Our first 10 miles consisted of stops and starts as we encountered many traffic lights through the city. I also stopped along the way looking for a razor to buy before I started really looking like a French woman. The pharmacy I stopped at didn’t have one, and the woman there suggested I try the general store. At the store, I asked the clerk for a “shaver.” He didn’t understand what I meant, so I demonstrated shaving my face. He thought I wanted a brush, so then I demonstrated shaving my underarms. He consulted with the people in line, and asked over the intercom for someone to help me. Since my French is somewhat limited, I don't know if he said that there is a woman up front with hairy armpits who needs help. A woman clerk arrived and led me to the back of the store to some disposable Bic razors. Perfectment! Once again, I was surprised with how helpful people were as I tried to explain what I wanted. The French are very, very nice people.

After riding for a while, Shane and I left the urban area and come upon a rural road. It looked like the U.S., I was surprised to see, with rows of corn, pine trees and grass.

Shane suggested we stop for lunch on our way back. I was starting to get hungry as my breakfast consisted of a protein bar carted from home. We stopped at a Portuguese restaurant, and I asked for a menu in my poor French. There was no menu, but the special was steak and fries. That sounded too heavy, so we went next store to a grocery store, and bought peaches and bananas.

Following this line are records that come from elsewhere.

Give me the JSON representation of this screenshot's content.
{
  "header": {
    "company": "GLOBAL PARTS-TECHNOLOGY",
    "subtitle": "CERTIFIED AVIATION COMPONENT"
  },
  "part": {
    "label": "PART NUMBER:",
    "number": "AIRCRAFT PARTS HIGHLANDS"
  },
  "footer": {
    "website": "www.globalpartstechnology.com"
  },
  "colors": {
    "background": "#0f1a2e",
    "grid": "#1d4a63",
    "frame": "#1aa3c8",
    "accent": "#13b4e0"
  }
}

After our pit stop, we rode fairly fast back to Bordeaux with a slight down hill and tail wind. When we returned to the City Center, we decided to stop for a drink. There seemed to be a lot of commotion going on, with police cars and crowds. Shane thought it was a protest of some sort. Then we saw it was a gay pride parade. We sat at the Irish pub, ordered a drink, and watched the floats and marchers parade by. All the participants were cheerful and boisterous. Many were dressed flamboyantly and there was music blaring and people blowing whistles. (The two men in drag in the photo to the right were surprisingly beautiful!)

We finished our drinks, and we rode the three or so miles back to our hotel. I showered and then met Becky, Jonathon and Shane for dinner across the street. The food was good, the wine was cheap and we sat enjoying a three hour leisurely dinner. Some more of the tour group came to the restaurant, and I met some new faces. Afterwards we walked to a bar across from our hotel. I ordered another vin rouge and talked to Frank, our mechanic, for a while. By 11, I was feeling tired, and went inside the bar to pay for my wine.

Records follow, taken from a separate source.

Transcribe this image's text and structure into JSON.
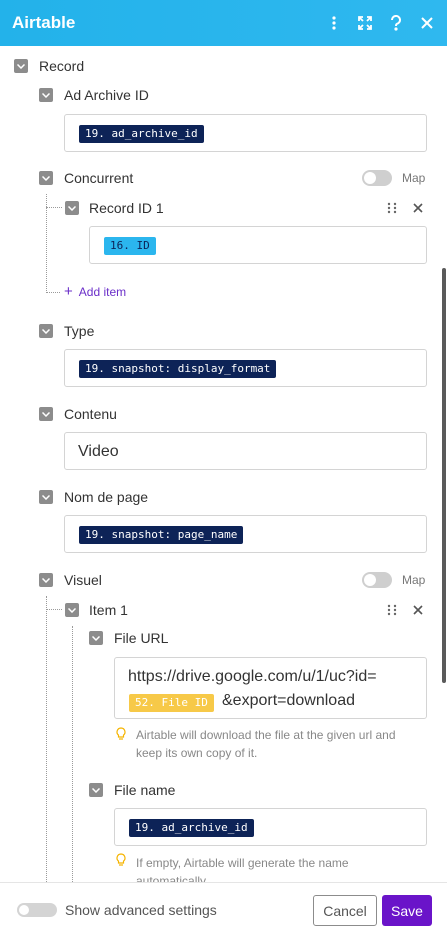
{
  "header": {
    "title": "Airtable",
    "icons": [
      "more-vertical-icon",
      "expand-icon",
      "help-icon",
      "close-icon"
    ],
    "background": "#2bb4ec"
  },
  "record": {
    "label": "Record",
    "ad_archive_id": {
      "label": "Ad Archive ID",
      "pill": "19. ad_archive_id"
    },
    "concurrent": {
      "label": "Concurrent",
      "map_label": "Map",
      "item": {
        "label": "Record ID 1",
        "pill": "16. ID"
      },
      "add_item": "Add item"
    },
    "type": {
      "label": "Type",
      "pill": "19. snapshot: display_format"
    },
    "contenu": {
      "label": "Contenu",
      "value": "Video"
    },
    "nom_de_page": {
      "label": "Nom de page",
      "pill": "19. snapshot: page_name"
    },
    "visuel": {
      "label": "Visuel",
      "map_label": "Map",
      "item": {
        "label": "Item 1",
        "file_url": {
          "label": "File URL",
          "line1": "https://drive.google.com/u/1/uc?id=",
          "pill": "52. File ID",
          "suffix": "&export=download",
          "hint": "Airtable will download the file at the given url and keep its own copy of it."
        },
        "file_name": {
          "label": "File name",
          "pill": "19. ad_archive_id",
          "hint": "If empty, Airtable will generate the name automatically."
        }
      }
    }
  },
  "footer": {
    "advanced_label": "Show advanced settings",
    "cancel_label": "Cancel",
    "save_label": "Save",
    "save_color": "#6a14c9"
  }
}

I attempted to ask the bartender how much I owed, and he became annoyed with my bad French. I asked him to teach me how to say some words properly, and he shook his head at my poor pronunciation. I returned to the table and got my purse so I could take a picture of him. Patrick (in the photo on top) was happy to pose for my shot. He started talking some more, and tried to teach me more words. He asked if I wanted to join him in a drink – another vin rouge for me and a shot of rum for him. Our conversation meandered from the war, the economy and the Latin roots of the French language. How good it is to not speak the language to learn how to become a careful listener!

After an hour with my new friend, Patrick, I told him I had to turn in. The next day will have a 60 mile bike ride in store, and I want to be somewhat rested. I thought about my biking group outside, swapping stories of home and each other’s countries. Yet, they were missing out on discovering the culture right before them if they would only extend themselves, however awkwardly, to a French person right before them.

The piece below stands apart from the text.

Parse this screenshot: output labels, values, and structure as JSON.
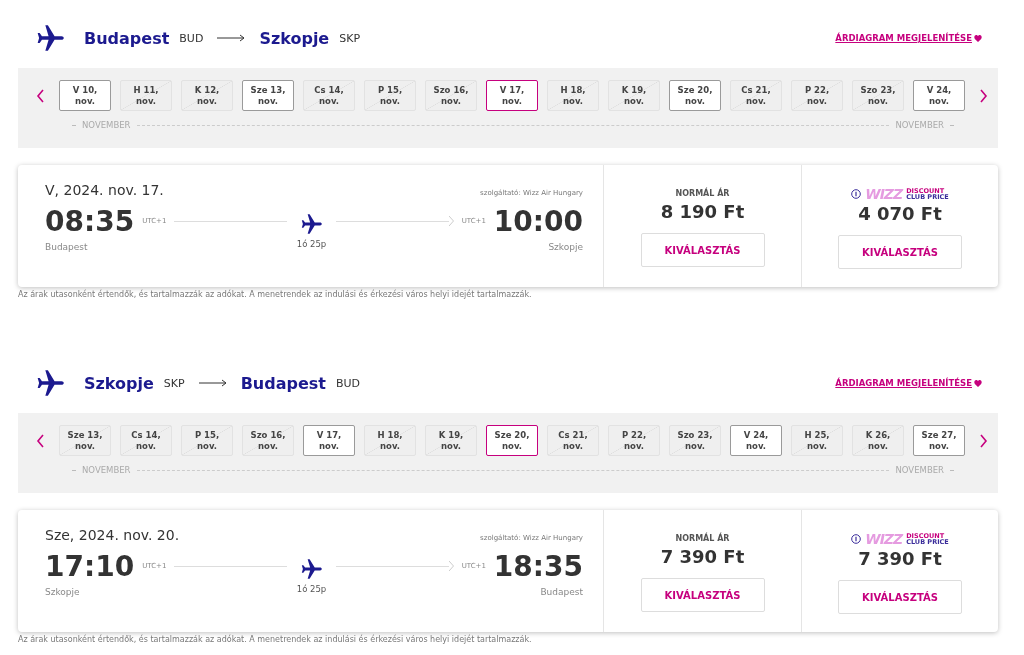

Though, I am enjoying a bit of companionship with the tour, I am starting to wonder if being with a group will limit my immersing myself into a French experience.

I came back to my room, and washed out my cycling clothes that I wore. With all of the luggage I brought, it is amazing for me to think that I have to keep doing my laundry or I will run out of things to wear on this trip.

Lessons for today – extend myself, listen more and immerse myself in each day’s experience. And next time, pack even lighter and wash more often!
My jet lag seems to be improving - it's only 1:15, and I'm ready to sleep!

1 comment:

JtheP123 said...

Congrats on your successful arrival! Keep the updates coming!